MIAS uses a base of knowledge it acquired by examining publicly available data for over 14,000 movies released between 1920 and 2013, then a final data-set of 2,506 films released between 2000 and 2010. Both data sets, which excluded documentaries and films that were either unrated or rated NC-17, allowed MIAS to understand the relationships between the actors and directors, the films’ plots and synopses. The publicly available data was sourced from IMDb and Box Office Mojo.

“Based on historical data that's available, we can do a decent job predicting success based on pre-production,” Zhao told International Business Times.

Value Of A-Listers

While some of what MIAS discovered is obvious, it uncovered a few surprises. For example, while a cast with lots of A-list actors does correlate with higher revenue for a film, it does not correlate as strongly with profit. “If you have a lot of stars, you'll probably have a good chance of producing revenue,” Zhao said. “But on the other hand, it's expensive to get those people together.”

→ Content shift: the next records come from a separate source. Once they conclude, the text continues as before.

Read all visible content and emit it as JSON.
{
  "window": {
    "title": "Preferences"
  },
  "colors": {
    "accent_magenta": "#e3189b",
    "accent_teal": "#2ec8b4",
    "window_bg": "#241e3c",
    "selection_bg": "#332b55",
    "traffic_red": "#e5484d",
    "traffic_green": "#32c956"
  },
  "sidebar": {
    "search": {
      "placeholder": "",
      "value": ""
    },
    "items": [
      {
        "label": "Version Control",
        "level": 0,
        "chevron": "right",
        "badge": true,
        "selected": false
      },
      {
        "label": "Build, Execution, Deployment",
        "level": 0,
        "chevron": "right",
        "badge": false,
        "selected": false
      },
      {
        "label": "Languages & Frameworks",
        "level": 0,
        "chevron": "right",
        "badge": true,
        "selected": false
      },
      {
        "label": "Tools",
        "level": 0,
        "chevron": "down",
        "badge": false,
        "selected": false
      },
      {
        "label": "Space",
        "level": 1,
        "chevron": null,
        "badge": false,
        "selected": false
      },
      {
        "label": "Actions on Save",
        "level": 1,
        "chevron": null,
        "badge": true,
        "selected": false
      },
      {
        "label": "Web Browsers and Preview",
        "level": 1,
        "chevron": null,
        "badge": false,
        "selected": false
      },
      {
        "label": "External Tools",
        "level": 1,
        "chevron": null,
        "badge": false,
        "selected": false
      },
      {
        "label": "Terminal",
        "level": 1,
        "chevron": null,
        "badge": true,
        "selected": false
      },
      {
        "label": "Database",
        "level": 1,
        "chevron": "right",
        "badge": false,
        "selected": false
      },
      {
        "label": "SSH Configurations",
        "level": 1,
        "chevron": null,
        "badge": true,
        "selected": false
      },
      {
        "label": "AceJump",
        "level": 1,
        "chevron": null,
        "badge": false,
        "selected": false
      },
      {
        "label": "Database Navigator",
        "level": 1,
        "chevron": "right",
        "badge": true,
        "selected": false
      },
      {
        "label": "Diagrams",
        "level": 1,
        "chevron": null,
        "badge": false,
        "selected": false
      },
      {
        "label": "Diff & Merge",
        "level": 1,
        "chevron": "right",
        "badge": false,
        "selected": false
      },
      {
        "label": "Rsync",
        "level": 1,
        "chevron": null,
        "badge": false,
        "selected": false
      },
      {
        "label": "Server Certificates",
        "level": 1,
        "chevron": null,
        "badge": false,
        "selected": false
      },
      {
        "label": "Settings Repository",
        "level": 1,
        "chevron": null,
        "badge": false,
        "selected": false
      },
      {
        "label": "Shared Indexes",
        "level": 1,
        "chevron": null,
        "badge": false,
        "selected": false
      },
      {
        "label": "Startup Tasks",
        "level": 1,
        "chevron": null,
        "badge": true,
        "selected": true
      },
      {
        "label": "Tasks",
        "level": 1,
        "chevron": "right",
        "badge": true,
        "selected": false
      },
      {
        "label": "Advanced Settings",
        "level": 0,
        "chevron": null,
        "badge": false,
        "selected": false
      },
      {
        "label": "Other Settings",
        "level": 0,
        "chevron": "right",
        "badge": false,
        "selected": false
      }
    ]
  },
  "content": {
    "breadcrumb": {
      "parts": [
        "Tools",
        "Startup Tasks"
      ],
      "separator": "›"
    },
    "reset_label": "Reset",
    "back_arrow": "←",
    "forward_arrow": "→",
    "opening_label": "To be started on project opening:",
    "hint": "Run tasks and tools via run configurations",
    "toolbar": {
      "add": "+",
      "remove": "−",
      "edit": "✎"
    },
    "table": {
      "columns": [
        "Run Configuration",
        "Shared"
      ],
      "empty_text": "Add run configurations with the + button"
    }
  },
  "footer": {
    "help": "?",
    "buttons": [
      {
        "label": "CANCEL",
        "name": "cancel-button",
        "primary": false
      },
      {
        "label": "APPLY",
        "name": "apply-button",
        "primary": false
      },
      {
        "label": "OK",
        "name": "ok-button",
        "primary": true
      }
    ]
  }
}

Ultimately, MIAS found that the thing that correlates most strongly with profitability is hiring a director who’s made profitable movies before; films made by those directors are more likely to be profitable than films directed by people who haven’t. That’s a big reason why a director like Steven Spielberg can always get a movie made.

Lash and Zhao are not the first researchers to tackle this problem. Because of how much money it costs to produce and market a feature-length film, film studios, financial analysts and other academics have been trying to build models that can predict the financial success of movies for decades. “Every studio, every investor is looking for a magic solution,” said Paul Dergarabedian, senior media analyst at media measurement firm Rentrak.

Yet as Lash and Zhao said that as they surveyed the field, what they found was a number of products that only assessed how a movie was going to do after it had been made. Those tools, they thought, would be of limited utility to people looking to fund a project.

“You can't make the decision to invest in a movie after it's been produced,” Zhao told International Business Times. “Many of the formulas only use information available very late in the process. When we can get that data, it’s already too late for investors.”

Next Stop, Hollywood?

But relying on historical data, especially when dealing with popular culture, is tricky. American moviegoers have gone through several phases, and they may be going through another one – box office revenues are trending in the wrong direction, as more and more people opt for entertainment on their mobile devices rather than in movie theaters, and tastes can change on a dime. “People's ways of consuming movies may change.”

But Lash and Zhao are both confident that MIAS can adapt; as it’s fed new information, it will come to new conclusions that reflect the new knowledge it acquires. “This is a system that can be fully automated,” Lash told International Business Times. “You could write batch scripts to automatically rerun it based on newly acquired data.”

Lash and Zhao do not have any plans for marketing or selling MIAS. “This was kind of a 'can we do this?'” Lash said, “a proof of concept kind of thing.”

Whether they’d put it into use for a giant studio remains to be seen. “I haven't taken any calls in LA or anything like that,” Lash said.